It’s all about the CPR!
Putting our CPR spreadsheet at the heart of your sales and marketing process will keep your business focused on the highest value prospecting activities. But the acronym is not the one a Google search would give you. Rather, it means Customers, Prospects, and Referral partners. It is a means to focus on a strategic view of your most important prospecting activities.
These are the most important people for any business, and this sheet is a summary of all the activities you plan to conduct with them, at what time and date every interaction will happen, and with whom it will happen.
For all businesses, but small to medium-sized ones in particular, it’s a good idea to share our CPR tool with your leadership team, so you strategically coordinate your interactions with key contacts. Too often I have seen major referral partners forgotten, just because a less-strategic client was at the right place at the right time and got those tickets to the playoff game. For most of our clients, this is easily a single sheet with most of the activity dedicated to 10 or fewer “A-list” contacts. Maybe you’ll have between 20 to 40 in the “B-list,” and all of the rest will be “C-listers.” The ABC designations are simply about prioritizing management time.

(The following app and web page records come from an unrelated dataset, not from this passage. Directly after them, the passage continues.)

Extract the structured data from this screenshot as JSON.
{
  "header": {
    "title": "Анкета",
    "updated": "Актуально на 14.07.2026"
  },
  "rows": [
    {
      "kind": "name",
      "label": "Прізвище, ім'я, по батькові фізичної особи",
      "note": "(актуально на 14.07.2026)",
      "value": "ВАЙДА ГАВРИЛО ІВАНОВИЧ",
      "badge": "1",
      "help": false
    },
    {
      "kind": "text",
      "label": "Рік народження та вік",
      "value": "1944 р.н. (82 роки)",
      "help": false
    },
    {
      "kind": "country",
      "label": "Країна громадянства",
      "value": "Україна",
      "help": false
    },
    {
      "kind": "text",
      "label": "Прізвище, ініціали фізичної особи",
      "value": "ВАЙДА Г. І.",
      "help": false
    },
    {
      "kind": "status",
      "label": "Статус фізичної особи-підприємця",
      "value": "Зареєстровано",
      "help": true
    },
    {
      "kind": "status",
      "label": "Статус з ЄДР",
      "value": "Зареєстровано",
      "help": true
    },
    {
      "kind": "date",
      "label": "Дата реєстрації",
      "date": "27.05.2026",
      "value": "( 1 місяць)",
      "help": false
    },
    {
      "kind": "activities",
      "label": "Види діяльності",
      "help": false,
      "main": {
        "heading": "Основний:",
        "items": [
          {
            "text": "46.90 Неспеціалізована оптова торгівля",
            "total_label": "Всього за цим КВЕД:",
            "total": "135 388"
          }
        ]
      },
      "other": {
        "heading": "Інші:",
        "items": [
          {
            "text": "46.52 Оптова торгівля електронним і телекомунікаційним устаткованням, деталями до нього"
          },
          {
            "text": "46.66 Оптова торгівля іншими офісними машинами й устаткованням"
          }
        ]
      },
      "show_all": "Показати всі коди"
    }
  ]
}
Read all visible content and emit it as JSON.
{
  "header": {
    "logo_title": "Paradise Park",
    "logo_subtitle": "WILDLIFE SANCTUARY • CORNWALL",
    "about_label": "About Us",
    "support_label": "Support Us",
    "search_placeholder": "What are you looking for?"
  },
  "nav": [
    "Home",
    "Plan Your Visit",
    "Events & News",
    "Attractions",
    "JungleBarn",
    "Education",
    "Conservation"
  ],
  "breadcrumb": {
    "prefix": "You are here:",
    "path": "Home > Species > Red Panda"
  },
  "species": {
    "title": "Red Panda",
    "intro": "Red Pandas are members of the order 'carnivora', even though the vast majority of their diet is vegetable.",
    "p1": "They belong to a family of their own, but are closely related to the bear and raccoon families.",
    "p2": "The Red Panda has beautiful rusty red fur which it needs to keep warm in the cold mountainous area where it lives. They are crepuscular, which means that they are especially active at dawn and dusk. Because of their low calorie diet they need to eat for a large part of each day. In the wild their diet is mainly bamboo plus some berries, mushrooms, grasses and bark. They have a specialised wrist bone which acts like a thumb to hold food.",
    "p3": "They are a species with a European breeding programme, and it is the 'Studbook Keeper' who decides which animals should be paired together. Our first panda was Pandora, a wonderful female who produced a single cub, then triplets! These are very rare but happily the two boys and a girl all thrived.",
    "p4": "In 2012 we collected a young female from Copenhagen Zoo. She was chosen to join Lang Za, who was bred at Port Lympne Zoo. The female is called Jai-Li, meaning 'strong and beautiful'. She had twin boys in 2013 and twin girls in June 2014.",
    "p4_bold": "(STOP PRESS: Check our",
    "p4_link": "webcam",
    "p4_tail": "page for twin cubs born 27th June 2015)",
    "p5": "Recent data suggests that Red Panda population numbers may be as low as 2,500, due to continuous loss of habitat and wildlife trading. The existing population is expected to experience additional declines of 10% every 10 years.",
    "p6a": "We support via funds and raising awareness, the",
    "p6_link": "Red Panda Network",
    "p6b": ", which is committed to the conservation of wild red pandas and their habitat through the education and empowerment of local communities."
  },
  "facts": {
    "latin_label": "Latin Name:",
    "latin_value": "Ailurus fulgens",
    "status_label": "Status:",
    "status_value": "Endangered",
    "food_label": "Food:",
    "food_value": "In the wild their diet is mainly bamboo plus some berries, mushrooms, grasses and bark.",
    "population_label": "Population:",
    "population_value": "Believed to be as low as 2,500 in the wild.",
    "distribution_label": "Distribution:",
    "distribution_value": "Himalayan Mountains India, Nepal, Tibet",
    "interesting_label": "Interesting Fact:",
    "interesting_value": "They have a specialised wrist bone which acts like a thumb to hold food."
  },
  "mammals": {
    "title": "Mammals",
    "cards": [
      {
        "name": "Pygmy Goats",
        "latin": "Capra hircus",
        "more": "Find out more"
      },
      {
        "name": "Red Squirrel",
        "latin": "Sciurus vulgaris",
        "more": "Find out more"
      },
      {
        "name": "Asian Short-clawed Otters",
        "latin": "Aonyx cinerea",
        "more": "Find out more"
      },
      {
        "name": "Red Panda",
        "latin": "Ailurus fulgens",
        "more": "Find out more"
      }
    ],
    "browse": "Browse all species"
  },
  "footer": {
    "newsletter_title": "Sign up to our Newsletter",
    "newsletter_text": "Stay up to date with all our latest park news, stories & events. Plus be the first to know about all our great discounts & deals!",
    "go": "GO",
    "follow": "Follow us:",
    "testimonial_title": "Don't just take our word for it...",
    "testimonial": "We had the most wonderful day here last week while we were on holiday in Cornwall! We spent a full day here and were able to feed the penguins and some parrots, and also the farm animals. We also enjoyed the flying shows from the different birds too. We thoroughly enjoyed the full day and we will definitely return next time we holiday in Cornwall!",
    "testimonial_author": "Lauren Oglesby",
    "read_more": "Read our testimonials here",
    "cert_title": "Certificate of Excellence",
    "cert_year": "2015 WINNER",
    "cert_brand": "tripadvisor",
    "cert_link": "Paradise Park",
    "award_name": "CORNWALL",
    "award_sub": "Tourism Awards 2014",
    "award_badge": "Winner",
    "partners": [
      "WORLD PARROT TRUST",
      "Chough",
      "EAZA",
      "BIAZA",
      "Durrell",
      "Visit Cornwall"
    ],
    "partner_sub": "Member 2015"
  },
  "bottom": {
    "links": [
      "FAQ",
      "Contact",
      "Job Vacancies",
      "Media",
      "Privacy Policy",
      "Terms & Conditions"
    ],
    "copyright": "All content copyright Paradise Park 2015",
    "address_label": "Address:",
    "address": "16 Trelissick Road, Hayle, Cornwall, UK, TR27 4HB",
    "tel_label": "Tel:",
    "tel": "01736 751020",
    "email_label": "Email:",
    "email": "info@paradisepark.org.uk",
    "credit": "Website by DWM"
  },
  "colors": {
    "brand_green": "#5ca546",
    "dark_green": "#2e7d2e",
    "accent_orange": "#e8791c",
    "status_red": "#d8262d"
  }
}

The CPR is particularly useful for business that have a small number of major accounts, where you make large investments of time and effort in each one, and where it is important to plan a strategy of interacting with those accounts on a regular basis for the purpose of “Strategic Account Reviews” and other interactions. The CPR will supplement, rather than replace, your CRM – customer relationship management – process and other sales and marketing software. In fact, it could simply be a report that is generated by your CRM system.
The 4-step process to customize your CPR…
Categorize your business contacts. We recommend designating them A, B, or C. A’s are top accounts and important referral sources for new business. These can be existing clients, highly desired prospects, or referral partners that consistently guide profitable business opportunities your way. Referral partners are included because they supply valuable leads even if they never become clients. By their nature, they are rare but valuable partners. They are the ones that have the potential to bring you the most new business by a wide margin.
B’s are loyal contacts that are growing but not providing game-changing volume or referrals. (A referral networking group could be in this category as a single entry in your spreadsheet, and you would track regular meetings and interactions with members.) C’s are those less-strategic accounts, profitable, but not yet significant sources of new business. This is not a tool for listing individual C customers, but rather as a category and the activities associated with that relationship type.
Review your entire customer list and apply the ABC criteria using your judgement of each case history to be sure only a small and manageable number of clients are in the A group. This is best done as a sales/leadership team activity to make sure nothing is missed and to get “buy-in.” The Pareto principle (aka the “80/20 rule”) will apply here. Typically, 80% of your revenue and/or profits comes from just 20% of your clients. Remember the CPR is dynamic, and you will likely re-designate contacts between categories as you plan activities and assign tasks.
Continue the team exercise by listing all the current interactions that you have with each client, prospect, and referral partner. Using the “Proactive Prospecting Template” from your Client Builder Academy
materials, or other tools, generate ideas for potential activities, evaluating current business practices and generating new ones. These activities might include dinners, golf outings, fishing trips, business review meetings, lunch-and-learns, etc. Populate the columns of the spreadsheet with these activities and assign them commensurate with the value of the contact to your business.
Assign team members to each interaction. Be sure to connect with the appropriate level at the customer end. Synchronize and adjust your interaction calendar based on your capacity and feedback from the customer. A single line in the spreadsheet can be dedicated to each salesperson and contact pairing. Category C will likely have 80% of your customer listings, so one entry to represent them all is OK, as long as in your CRM system you plan at least one direct contact with each customer in your business cycle. (Note that usually the activities for the C category, like staying in touch with a newsletter, may also apply to the A’s and B’s). You will also likely want to create detailed account action plans for each customer.
The main purpose of our CPR tool is to give you a strategic overview of the significant activities that are taking place with parties who are critical to the success of your company.